Educators' perceptions of the Foundation Phase English Home Language Curriculum and Assessment Policy Statement

  • Radhamoney Govender University of South Africa
  • Anna Hugo University of South Africa
Keywords: Outcomes-based Education, Revised National Curriculum Statement, Curriculum and Assessment Policy Statement, Foundation Phase


Numerous transitions in South Africa’s basic education curriculum development have been criticised for failing to meet stakeholders’ expectations. Questions have arisen as to whether the latest Curriculum and Assessment Policy Statement (CAPS) is functioning effectively in Foundation Phase classrooms and whether it will improve the quality of education and transform the country’s schools. For an in-depth understanding of educators’ perceptions of the Foundation Phase English Home Language CAPS document and workbook, 13 educators from five English-medium primary schools in Port Shepstone, KwaZulu-Natal, were interviewed. They criticised the structure of the phonics and the highly pressurised programme. In particular, they advocated the return to a more systematic method of teaching phonics and a reduction in the number of assessments demanded. Another issue highlighted by the educators is the over-rigorous pace and rigid structure of the Foundation Phase English Home Language CAPS document, especially for the first two terms of Grade 1. The added value of this study is its bringing on board, for the first time, the views of experienced educators directly involved in the hands-on implementation of the English Home Language CAPS.

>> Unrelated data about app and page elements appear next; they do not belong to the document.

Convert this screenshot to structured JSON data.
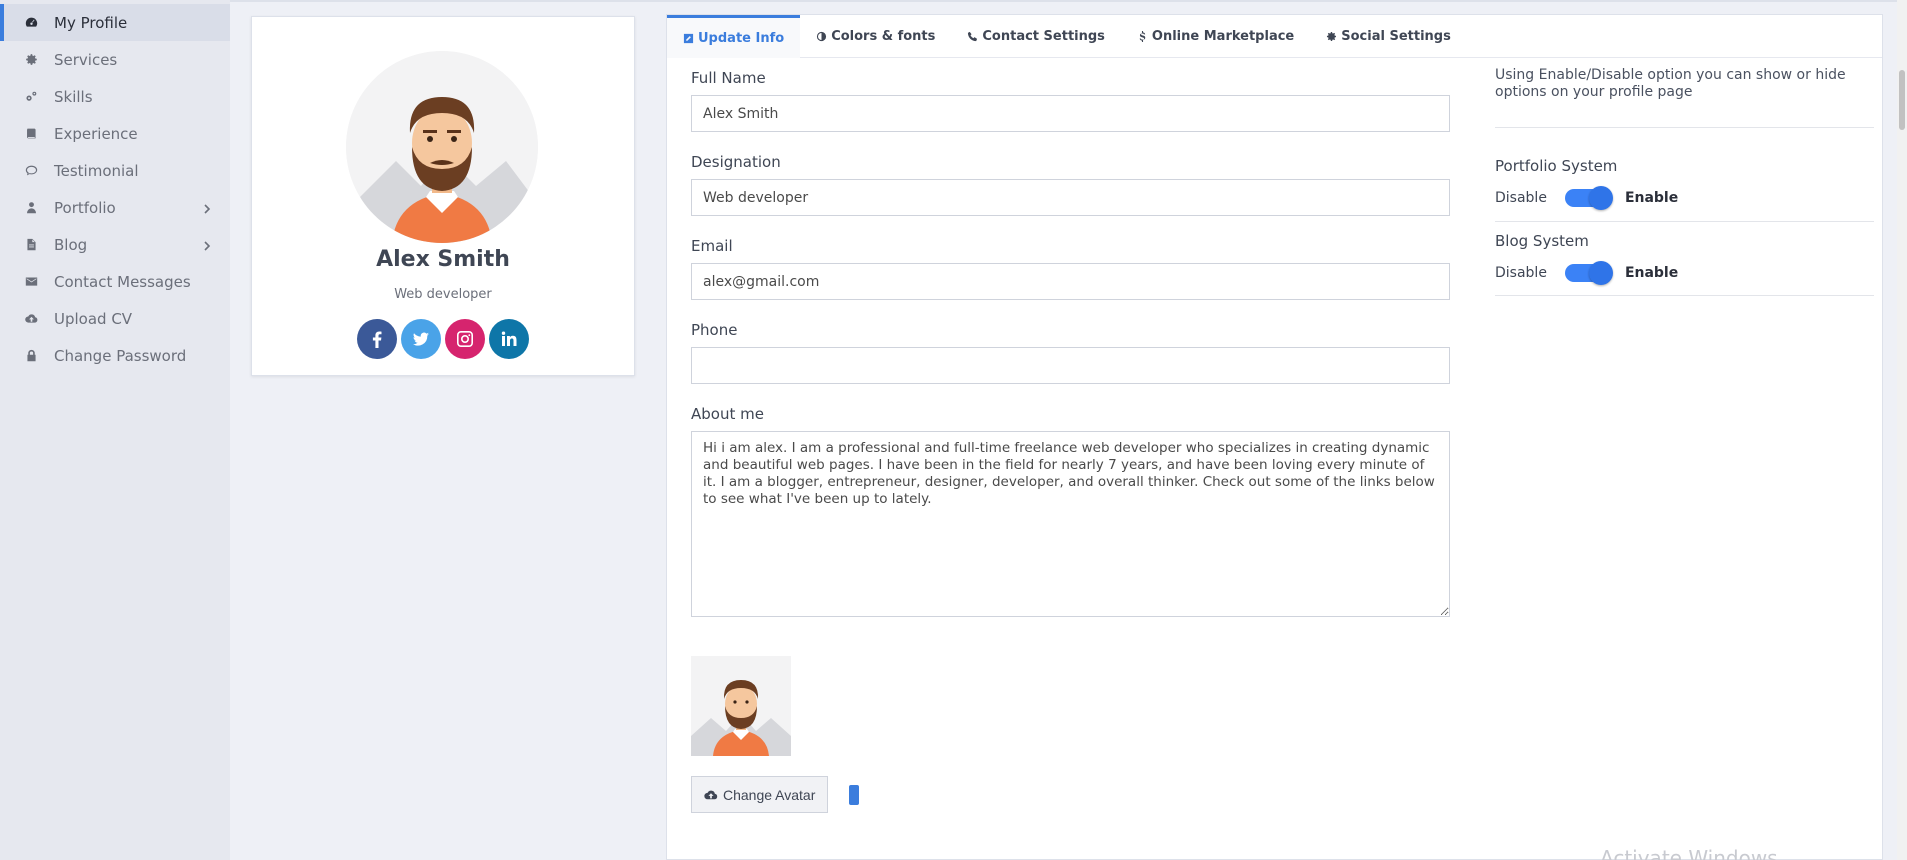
{
  "sidebar": {
    "items": [
      {
        "label": "My Profile",
        "icon": "dashboard-icon"
      },
      {
        "label": "Services",
        "icon": "gear-icon"
      },
      {
        "label": "Skills",
        "icon": "gears-icon"
      },
      {
        "label": "Experience",
        "icon": "book-icon"
      },
      {
        "label": "Testimonial",
        "icon": "comment-icon"
      },
      {
        "label": "Portfolio",
        "icon": "user-icon"
      },
      {
        "label": "Blog",
        "icon": "file-icon"
      },
      {
        "label": "Contact Messages",
        "icon": "envelope-icon"
      },
      {
        "label": "Upload CV",
        "icon": "cloud-upload-icon"
      },
      {
        "label": "Change Password",
        "icon": "lock-icon"
      }
    ]
  },
  "profile": {
    "name": "Alex Smith",
    "role": "Web developer"
  },
  "tabs": [
    {
      "label": "Update Info"
    },
    {
      "label": "Colors & fonts"
    },
    {
      "label": "Contact Settings"
    },
    {
      "label": "Online Marketplace"
    },
    {
      "label": "Social Settings"
    }
  ],
  "form": {
    "full_name_label": "Full Name",
    "full_name_value": "Alex Smith",
    "designation_label": "Designation",
    "designation_value": "Web developer",
    "email_label": "Email",
    "email_value": "alex@gmail.com",
    "phone_label": "Phone",
    "phone_value": "",
    "about_label": "About me",
    "about_value": "Hi i am alex. I am a professional and full-time freelance web developer who specializes in creating dynamic and beautiful web pages. I have been in the field for nearly 7 years, and have been loving every minute of it. I am a blogger, entrepreneur, designer, developer, and overall thinker. Check out some of the links below to see what I've been up to lately.",
    "change_avatar_label": "Change Avatar"
  },
  "settings": {
    "info": "Using Enable/Disable option you can show or hide options on your profile page",
    "portfolio_label": "Portfolio System",
    "blog_label": "Blog System",
    "disable_label": "Disable",
    "enable_label": "Enable"
  },
  "watermark": "Activate Windows",
  "colors": {
    "accent": "#3b7ddd",
    "toggle": "#3b82f6",
    "facebook": "#3b5998",
    "twitter": "#4aa3e8",
    "instagram": "#d6246e",
    "linkedin": "#0e76a8"
  }
}
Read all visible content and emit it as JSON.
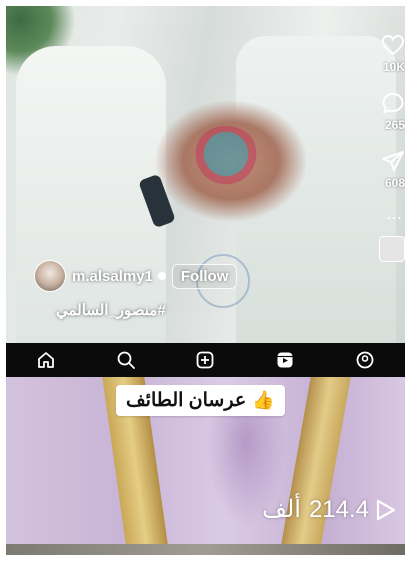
{
  "top_video": {
    "actions": {
      "likes_count": "10K",
      "comments_count": "265",
      "shares_count": "608",
      "more_label": "⋯"
    },
    "author": {
      "username": "m.alsalmy1",
      "follow_label": "Follow"
    },
    "hashtag": "#منصور_السالمي"
  },
  "nav": {
    "icons": [
      "home-icon",
      "search-icon",
      "create-icon",
      "reels-icon",
      "profile-icon"
    ]
  },
  "bottom_video": {
    "caption": "عرسان الطائف",
    "caption_emoji": "👍",
    "views_value": "214.4",
    "views_unit": "ألف"
  },
  "colors": {
    "nav_bg": "#0b0b0b",
    "text_on_video": "#ffffff",
    "caption_bg": "#ffffff"
  }
}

Author Biographies

Radhamoney Govender, University of South Africa
Radhamoney Govender is an educator at Marburg Primary School and a facilitator for the North West University. She has twenty-two years of teaching experience in the Foundation Phase. She has a HED, BA degree, B Ed Honours, M Ed Degree and a D Ed degree. She is involved in research related to education. E-mail:
Anna Hugo, University of South Africa
Anna J Hugo is a research associate in the Department of Language Education, Arts and Culture at UNISA. She was attached to this department as a professor. She is a rated NRF researcher and has published widely. She edited two books on English as a first additional language. E-mail: